Task objective:
Scan the data for "icon" and copy each matching line.

++++ Working data ++++

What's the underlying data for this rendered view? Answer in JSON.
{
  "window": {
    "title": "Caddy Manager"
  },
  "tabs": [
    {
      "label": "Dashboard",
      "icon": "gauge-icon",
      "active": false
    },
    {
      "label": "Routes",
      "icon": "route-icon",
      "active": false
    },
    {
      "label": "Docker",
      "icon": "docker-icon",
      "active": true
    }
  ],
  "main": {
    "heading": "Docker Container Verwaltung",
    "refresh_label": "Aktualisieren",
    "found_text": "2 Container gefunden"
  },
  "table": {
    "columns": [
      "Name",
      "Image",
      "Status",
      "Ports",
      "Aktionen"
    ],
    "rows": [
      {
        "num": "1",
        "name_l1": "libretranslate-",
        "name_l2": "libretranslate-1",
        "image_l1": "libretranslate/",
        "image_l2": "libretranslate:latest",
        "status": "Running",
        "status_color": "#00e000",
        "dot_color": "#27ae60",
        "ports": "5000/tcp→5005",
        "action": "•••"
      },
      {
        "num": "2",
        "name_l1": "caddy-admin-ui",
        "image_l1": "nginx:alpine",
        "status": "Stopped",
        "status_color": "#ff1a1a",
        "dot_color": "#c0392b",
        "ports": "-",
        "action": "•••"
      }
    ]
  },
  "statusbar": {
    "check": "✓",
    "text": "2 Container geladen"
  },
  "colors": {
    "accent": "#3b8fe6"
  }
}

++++

Output for this task:
      "icon": "gauge-icon",
      "icon": "route-icon",
      "icon": "docker-icon",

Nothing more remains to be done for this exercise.